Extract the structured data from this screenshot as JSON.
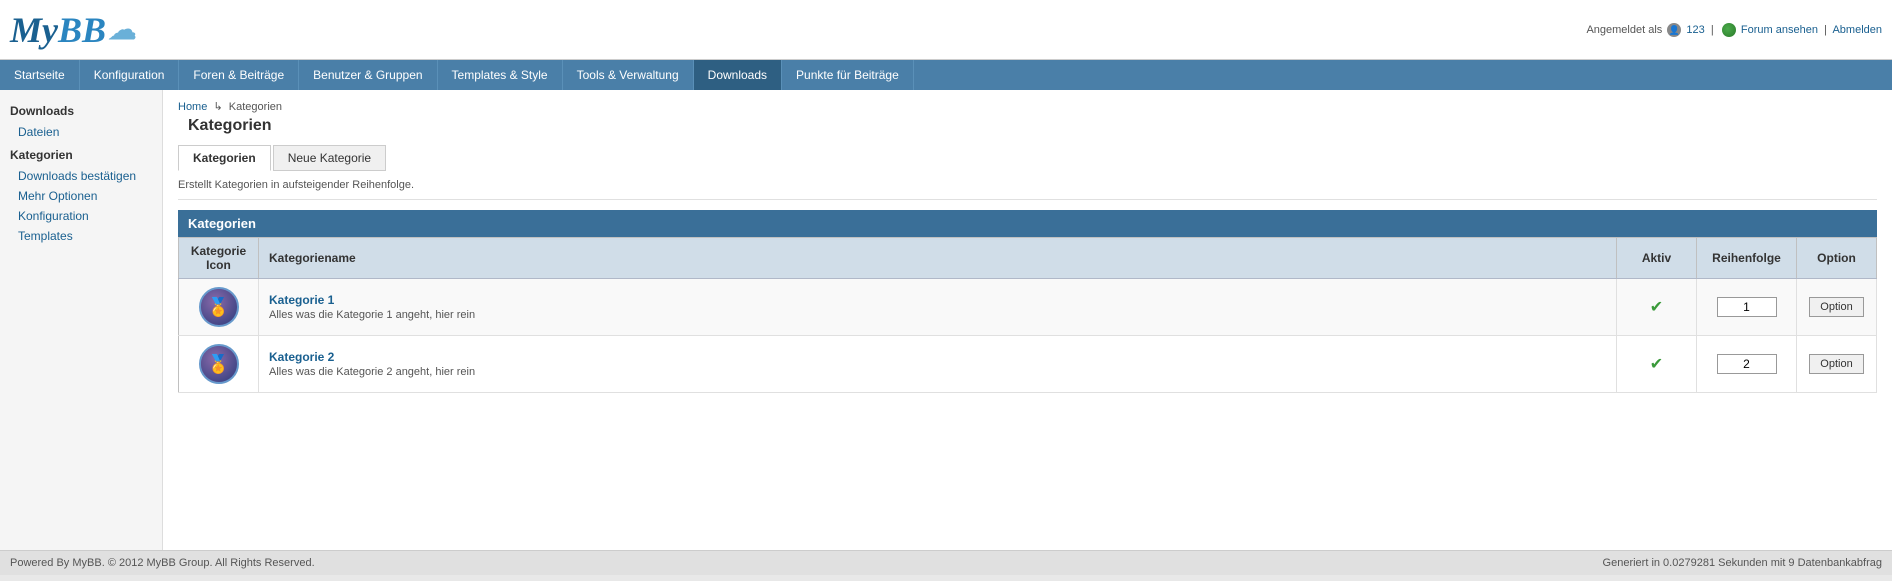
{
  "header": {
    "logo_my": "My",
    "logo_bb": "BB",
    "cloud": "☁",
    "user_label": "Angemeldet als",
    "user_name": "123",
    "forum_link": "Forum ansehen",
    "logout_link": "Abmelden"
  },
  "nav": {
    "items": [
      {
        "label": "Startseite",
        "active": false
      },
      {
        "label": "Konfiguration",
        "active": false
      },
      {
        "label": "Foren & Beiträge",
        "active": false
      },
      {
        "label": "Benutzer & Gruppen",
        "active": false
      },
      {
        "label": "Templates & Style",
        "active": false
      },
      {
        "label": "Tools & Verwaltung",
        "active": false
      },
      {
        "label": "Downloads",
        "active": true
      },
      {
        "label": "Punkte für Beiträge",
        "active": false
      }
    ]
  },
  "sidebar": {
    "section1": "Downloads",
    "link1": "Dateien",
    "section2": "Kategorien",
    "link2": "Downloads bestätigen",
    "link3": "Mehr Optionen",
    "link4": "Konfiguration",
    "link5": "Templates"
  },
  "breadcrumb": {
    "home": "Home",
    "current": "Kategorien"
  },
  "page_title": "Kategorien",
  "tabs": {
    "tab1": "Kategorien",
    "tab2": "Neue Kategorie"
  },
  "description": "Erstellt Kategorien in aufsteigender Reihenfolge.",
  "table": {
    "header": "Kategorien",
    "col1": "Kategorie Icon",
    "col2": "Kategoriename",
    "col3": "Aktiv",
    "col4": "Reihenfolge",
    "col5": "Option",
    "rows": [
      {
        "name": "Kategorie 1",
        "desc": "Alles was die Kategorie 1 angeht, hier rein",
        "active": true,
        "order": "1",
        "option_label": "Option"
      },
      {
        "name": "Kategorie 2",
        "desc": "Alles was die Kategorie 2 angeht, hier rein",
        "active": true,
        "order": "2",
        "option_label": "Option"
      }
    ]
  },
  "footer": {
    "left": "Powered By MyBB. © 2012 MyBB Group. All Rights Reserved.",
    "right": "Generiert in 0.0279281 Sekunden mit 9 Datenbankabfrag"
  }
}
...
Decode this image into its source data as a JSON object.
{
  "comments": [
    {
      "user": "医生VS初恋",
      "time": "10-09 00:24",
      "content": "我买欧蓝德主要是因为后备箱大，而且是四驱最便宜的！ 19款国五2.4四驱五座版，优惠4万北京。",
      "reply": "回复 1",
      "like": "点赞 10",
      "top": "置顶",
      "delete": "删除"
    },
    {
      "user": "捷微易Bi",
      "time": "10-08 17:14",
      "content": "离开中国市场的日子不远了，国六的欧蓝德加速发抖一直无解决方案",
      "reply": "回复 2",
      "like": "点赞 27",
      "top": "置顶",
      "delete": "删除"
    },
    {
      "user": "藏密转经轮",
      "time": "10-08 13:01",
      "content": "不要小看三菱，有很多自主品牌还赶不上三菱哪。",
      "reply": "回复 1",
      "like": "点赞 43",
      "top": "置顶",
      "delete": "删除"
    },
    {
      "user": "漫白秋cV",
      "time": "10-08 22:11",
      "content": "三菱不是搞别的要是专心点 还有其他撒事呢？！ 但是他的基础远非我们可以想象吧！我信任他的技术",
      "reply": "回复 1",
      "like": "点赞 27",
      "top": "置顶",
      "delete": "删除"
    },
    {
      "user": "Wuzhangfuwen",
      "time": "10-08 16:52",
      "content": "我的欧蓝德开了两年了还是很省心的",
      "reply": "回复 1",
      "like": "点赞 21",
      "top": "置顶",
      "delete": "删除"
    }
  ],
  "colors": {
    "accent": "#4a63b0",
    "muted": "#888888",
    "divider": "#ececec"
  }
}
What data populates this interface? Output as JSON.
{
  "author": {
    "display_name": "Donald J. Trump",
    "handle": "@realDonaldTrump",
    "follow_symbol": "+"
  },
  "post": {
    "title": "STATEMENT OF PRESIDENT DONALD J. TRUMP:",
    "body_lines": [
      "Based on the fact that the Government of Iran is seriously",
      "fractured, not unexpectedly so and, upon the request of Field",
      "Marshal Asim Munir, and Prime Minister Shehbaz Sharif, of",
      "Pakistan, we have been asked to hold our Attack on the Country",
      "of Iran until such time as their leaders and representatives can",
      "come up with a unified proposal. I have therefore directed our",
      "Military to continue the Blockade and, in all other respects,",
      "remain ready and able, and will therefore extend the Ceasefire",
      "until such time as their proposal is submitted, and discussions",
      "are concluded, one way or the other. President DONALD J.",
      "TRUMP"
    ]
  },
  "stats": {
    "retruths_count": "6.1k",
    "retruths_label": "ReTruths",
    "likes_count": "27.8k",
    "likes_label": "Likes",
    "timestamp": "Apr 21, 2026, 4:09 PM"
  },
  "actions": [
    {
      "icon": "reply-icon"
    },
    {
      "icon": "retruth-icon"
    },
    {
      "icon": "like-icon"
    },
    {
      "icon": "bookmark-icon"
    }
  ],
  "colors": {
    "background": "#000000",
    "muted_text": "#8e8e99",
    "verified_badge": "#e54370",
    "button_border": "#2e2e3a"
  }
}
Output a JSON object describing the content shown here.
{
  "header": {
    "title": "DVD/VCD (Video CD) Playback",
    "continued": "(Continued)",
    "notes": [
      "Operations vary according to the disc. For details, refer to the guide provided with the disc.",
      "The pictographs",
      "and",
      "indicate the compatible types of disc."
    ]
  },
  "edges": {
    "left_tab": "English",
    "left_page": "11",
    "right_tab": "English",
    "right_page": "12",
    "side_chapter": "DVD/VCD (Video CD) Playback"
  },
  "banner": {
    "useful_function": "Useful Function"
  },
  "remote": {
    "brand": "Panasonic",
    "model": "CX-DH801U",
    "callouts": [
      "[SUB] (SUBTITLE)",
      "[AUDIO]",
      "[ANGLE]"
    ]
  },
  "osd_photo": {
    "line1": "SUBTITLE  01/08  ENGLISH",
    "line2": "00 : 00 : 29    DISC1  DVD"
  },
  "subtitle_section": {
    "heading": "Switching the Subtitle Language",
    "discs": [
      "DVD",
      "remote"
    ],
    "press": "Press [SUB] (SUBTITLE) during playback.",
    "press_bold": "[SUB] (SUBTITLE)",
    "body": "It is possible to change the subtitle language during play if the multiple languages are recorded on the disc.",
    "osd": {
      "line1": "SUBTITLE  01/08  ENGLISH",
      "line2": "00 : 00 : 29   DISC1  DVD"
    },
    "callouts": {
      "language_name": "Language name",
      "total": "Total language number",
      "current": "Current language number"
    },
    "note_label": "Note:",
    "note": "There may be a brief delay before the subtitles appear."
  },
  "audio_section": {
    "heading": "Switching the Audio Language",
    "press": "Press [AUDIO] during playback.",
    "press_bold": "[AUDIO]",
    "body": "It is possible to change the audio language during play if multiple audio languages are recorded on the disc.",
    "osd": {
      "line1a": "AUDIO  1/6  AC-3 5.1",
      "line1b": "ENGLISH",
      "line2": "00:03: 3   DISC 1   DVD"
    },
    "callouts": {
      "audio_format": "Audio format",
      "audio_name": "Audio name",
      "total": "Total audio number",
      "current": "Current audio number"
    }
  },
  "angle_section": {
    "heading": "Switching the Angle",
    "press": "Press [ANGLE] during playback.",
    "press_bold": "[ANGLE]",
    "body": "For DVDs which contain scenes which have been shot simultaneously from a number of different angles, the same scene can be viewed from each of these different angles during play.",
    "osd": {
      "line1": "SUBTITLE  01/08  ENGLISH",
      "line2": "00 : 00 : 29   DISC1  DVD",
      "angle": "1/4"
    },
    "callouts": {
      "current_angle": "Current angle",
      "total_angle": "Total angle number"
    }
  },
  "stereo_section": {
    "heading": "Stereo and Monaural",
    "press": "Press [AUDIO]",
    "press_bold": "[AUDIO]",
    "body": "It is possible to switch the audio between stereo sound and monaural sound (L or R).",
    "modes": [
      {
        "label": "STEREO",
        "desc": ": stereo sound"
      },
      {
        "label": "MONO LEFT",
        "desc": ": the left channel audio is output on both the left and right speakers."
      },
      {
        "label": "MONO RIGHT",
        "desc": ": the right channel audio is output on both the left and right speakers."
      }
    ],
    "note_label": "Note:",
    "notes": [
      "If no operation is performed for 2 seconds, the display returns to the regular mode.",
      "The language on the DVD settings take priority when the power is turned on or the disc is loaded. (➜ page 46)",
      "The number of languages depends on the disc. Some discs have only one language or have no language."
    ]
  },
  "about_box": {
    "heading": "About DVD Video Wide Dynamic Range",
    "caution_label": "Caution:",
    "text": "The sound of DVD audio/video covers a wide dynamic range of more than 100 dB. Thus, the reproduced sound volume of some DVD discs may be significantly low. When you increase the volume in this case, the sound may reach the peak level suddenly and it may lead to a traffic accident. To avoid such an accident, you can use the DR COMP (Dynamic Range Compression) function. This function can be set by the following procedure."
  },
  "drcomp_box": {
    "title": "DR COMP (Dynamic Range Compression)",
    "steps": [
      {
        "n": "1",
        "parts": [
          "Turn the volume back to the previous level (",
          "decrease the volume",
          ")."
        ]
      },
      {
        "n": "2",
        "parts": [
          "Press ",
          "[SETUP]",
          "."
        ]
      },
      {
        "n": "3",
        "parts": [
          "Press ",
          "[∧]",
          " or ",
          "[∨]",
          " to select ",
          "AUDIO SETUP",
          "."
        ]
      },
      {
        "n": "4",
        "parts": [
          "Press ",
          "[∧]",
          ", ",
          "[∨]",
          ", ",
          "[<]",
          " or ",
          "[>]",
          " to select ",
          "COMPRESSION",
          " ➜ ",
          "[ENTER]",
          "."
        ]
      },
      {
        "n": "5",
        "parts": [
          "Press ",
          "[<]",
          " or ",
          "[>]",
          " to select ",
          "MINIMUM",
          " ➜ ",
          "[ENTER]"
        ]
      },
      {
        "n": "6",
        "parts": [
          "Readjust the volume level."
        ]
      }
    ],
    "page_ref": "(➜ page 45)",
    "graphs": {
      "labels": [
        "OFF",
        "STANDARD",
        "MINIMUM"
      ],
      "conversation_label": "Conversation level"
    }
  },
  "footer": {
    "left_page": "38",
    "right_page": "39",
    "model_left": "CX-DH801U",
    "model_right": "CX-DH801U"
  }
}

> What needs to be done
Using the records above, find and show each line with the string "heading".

> Answer space
    "heading": "Switching the Subtitle Language",
    "heading": "Switching the Audio Language",
    "heading": "Switching the Angle",
    "heading": "Stereo and Monaural",
    "heading": "About DVD Video Wide Dynamic Range",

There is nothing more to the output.